Adaptive Graph Neural Networks for Cosmological Data Generalization: Abstract and Intro

10 May 2024

This paper is available on arxiv under CC 4.0 license.


(1) Andrea Roncoli, Department of Computer, Science (University of Pisa);

(2) Aleksandra Ciprijanovi´c´, Computational Science and AI Directorate (Fermi National Accelerator Laboratory) and Department of Astronomy and Astrophysics (University of Chicago);

(3) Maggie Voetberg, Computational Science and AI Directorate, (Fermi National Accelerator Laboratory);

(4) Francisco Villaescusa-Navarro, Center for Computational Astrophysics (Flatiron Institute);

(5) Brian Nord, Computational Science and AI Directorate, Fermi National Accelerator Laboratory, Department of Astronomy and Astrophysics (University of Chicago) and Kavli Institute for Cosmological Physics (University of Chicago).

Abstract and Intro

Data and Methods



Acknowledgments and Disclosure of Funding, and References

Additional Plots


1 Introduction

Accurate determination of cosmological parameters using big data from astronomical surveys is a task of paramount importance in modern science.
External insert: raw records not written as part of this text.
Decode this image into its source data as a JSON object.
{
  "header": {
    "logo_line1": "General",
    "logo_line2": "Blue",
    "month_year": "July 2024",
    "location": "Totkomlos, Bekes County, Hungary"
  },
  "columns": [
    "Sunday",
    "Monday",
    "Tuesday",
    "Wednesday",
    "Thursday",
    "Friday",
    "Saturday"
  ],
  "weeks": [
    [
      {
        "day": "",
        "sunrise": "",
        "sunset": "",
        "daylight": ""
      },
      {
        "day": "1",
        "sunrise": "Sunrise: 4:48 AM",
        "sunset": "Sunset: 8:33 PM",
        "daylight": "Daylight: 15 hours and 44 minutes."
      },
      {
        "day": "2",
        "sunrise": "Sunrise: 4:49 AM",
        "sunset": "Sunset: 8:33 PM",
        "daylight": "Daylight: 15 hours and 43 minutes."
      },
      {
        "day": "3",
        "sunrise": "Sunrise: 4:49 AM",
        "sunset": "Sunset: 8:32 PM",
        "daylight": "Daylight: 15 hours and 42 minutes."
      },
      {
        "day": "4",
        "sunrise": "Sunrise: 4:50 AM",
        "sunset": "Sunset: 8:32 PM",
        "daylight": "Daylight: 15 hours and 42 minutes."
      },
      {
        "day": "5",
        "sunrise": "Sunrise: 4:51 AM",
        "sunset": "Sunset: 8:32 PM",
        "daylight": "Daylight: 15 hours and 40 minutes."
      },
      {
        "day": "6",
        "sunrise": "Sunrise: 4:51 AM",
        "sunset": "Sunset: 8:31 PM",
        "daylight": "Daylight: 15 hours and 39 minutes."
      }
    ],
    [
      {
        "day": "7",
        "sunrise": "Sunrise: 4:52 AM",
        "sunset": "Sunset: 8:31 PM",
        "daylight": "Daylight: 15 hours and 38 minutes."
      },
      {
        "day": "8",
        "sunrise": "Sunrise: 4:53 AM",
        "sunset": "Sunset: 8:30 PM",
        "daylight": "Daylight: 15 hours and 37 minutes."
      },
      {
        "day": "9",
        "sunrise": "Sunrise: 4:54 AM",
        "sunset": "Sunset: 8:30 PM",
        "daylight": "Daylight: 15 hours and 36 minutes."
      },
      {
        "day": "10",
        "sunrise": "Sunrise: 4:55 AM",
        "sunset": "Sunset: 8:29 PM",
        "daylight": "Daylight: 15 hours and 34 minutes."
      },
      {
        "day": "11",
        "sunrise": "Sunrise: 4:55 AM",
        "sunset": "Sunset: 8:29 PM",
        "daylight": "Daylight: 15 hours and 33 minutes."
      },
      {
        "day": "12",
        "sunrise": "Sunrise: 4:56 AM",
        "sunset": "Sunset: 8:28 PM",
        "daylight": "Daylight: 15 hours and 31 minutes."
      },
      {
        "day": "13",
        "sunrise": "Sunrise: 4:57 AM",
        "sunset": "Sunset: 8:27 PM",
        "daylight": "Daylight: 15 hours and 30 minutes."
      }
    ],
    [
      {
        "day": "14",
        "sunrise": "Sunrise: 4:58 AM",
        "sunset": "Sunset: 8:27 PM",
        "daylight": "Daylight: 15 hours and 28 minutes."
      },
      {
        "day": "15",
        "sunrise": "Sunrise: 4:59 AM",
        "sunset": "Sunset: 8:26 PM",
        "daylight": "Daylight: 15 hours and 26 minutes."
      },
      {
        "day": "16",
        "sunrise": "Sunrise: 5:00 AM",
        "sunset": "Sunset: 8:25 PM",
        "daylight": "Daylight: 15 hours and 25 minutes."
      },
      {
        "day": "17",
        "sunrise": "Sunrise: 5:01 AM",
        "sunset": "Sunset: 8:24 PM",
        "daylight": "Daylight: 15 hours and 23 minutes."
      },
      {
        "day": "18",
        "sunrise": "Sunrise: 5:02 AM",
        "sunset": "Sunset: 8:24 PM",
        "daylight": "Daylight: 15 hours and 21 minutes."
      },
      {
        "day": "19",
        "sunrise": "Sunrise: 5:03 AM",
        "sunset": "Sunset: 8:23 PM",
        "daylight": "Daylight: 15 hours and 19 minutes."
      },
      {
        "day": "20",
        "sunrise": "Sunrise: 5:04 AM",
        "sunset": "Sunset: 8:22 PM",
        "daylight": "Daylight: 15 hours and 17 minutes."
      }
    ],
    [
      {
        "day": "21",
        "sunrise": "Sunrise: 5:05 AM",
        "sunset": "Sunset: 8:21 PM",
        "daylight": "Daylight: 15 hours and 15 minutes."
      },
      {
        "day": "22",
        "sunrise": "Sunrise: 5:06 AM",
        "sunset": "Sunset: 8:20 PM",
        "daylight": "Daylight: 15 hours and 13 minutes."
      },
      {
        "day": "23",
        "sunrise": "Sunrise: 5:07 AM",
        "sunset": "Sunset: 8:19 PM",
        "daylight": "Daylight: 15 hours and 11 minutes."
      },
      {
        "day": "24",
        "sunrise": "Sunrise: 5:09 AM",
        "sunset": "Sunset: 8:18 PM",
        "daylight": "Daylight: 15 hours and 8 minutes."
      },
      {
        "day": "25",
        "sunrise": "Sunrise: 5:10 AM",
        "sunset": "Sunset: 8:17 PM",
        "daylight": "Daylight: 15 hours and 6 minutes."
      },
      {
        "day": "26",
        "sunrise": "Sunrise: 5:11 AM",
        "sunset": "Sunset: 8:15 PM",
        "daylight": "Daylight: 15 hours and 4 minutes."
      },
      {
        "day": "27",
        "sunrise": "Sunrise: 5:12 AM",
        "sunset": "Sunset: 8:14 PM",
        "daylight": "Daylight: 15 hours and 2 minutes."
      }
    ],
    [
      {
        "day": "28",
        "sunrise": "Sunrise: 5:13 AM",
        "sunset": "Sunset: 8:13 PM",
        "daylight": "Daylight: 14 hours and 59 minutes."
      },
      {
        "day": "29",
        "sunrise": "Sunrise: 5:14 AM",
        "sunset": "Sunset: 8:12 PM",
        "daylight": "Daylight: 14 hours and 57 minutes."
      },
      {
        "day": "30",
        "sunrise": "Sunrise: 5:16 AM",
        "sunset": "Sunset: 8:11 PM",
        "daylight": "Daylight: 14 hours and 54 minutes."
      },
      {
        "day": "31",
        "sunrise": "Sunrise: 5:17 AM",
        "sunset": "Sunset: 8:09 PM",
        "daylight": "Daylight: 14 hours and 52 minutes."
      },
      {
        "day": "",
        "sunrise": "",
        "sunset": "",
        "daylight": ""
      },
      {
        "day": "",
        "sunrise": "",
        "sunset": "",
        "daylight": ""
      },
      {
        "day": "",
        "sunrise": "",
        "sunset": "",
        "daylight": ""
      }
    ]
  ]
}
Historically, the extraction of valuable cosmological information has relied on computing summary statistics [31, 16, 15]. More recently, deep learning methods, such as 2D and 3D Convolutional Neural Networks (CNNs), showed great promise in extracting rich non-linear information that summary statistics struggle to capture [32, 39, 29]. However, CNNs lack scale-invariance, as their analysis is firmly anchored to the grid size of the convolutional kernels, while any information on scales below that is lost. Choosing a superfine grid to avoid information loss, though, would simply yield almost entirely zeros in case of sparse and irregular data, such as galaxy clusterings. Thus, CNNs result in an inadequate method for structured sparse data. In contrast, Graph Neural Networks (GNNs) [23, 4, 49, 46] can handle structured cosmic web data in a scale-free manner [41, 14]. As with any other model, the typical procedure is to train GNNs on labeled data (like simulations) and then infer cosmological parameters from unlabeled data (like observations). However, there is a significant risk of these models not generalizing in the presence of the domain shift between simulations and observations. Systematic biases have been demonstrated even in experiments that train and test on simulations with different subgrid physics [41]. Domain adaptation (DA) techniques [11, 43, 18, 27] can be used to increase model robustness to this type of domain shift. Here we propose the use of Domain Adaptive Graph Neural Networks (DA-GNNs) and investigate the utility of distance-based DA losses i.e., Maximum Mean Discrepancy (MMD) [6]. MMD is an unsupervised DA technique because it does not require labeled data, which is paramount for future applications on observations. We show that our domain-adaptive models achieve stronger generalization across datasets than regular GNN models. Our work is a significant step towards building future models trained on simulations, yet robust enough to work on observational data.

Related Work GNNs have shown great potential for extracting information from large sparse datasets, such as the distribution of galaxies, galaxy clusters, and cosmic large-scale structures [25, 28, 41, 33, 42, 14]. Unfortunately, due to the complexity of most deep learning models, they often learn dataset-specific features, which renders them useless when testing on a different dataset (different simulations or astronomical observations). In astronomy, it has been shown that DA techniques applied to different types of CNNs can substantially improve model performance in cross-dataset applications [8, 10, 9, 37, 21, 2]. Recently, it has been shown that DA can be used on other types of deep learning algorithms such as GNNs [12, 24, 45, 47, 7, 44, 17]. However, DA on GNNs has not been used for any astrophysics or cosmology applications.